> **Work instruction**: Sift the listing for lines that hold the string "icon" and pull them out.

> **Data for review**:

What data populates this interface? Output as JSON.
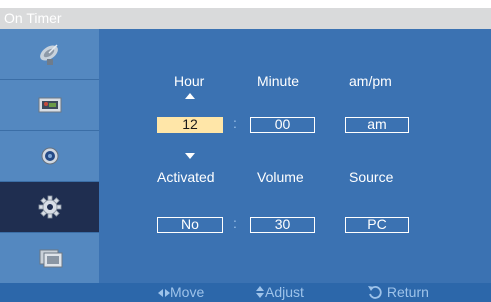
{
  "window": {
    "title": "On Timer"
  },
  "sidebar": {
    "items": [
      {
        "icon": "satellite-dish-icon"
      },
      {
        "icon": "picture-icon"
      },
      {
        "icon": "sound-icon"
      },
      {
        "icon": "gear-icon",
        "active": true
      },
      {
        "icon": "multi-window-icon"
      }
    ]
  },
  "timer": {
    "headers": {
      "hour": "Hour",
      "minute": "Minute",
      "ampm": "am/pm"
    },
    "values": {
      "hour": "12",
      "minute": "00",
      "ampm": "am"
    },
    "separator": ":",
    "selected_field": "hour"
  },
  "settings": {
    "headers": {
      "activated": "Activated",
      "volume": "Volume",
      "source": "Source"
    },
    "values": {
      "activated": "No",
      "volume": "30",
      "source": "PC"
    },
    "separator": ":"
  },
  "footer": {
    "move_label": "Move",
    "adjust_label": "Adjust",
    "return_label": "Return"
  },
  "colors": {
    "sidebar": "#5488c0",
    "sidebar_active": "#1f2e50",
    "main": "#3b72b2",
    "footer": "#2c67aa",
    "footer_text": "#9ec3ea",
    "selected_box": "#ffe6a8"
  }
}
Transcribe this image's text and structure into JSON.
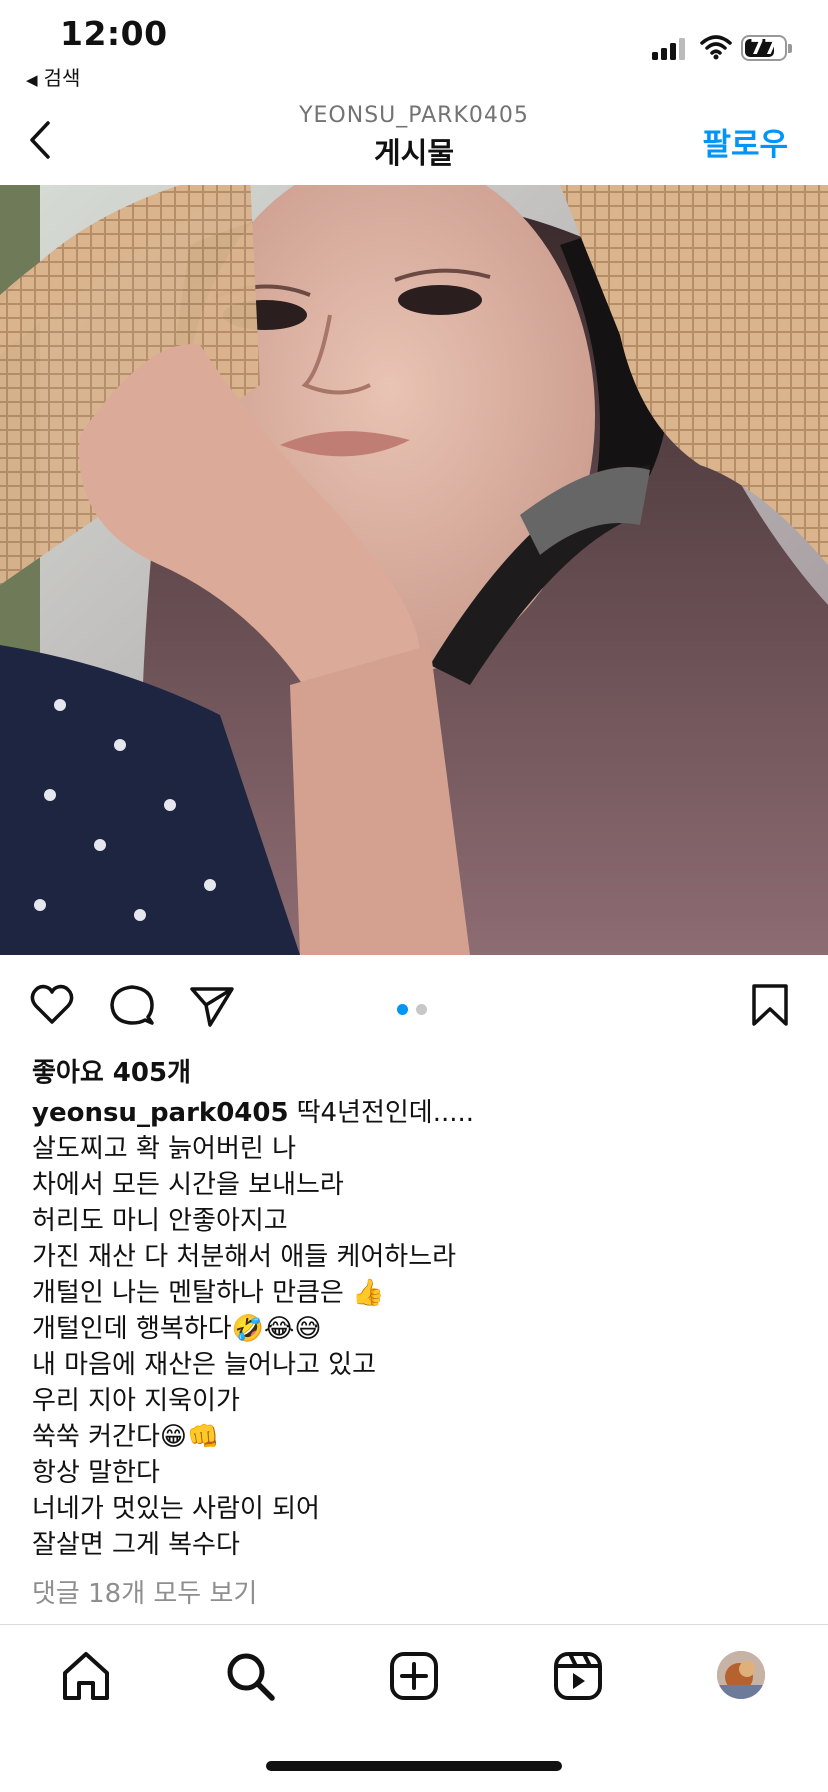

> **Task response**:
        "icon": "satellite-dish-icon"
        "icon": "picture-icon"
        "icon": "sound-icon"
        "icon": "gear-icon",
        "icon": "multi-window-icon"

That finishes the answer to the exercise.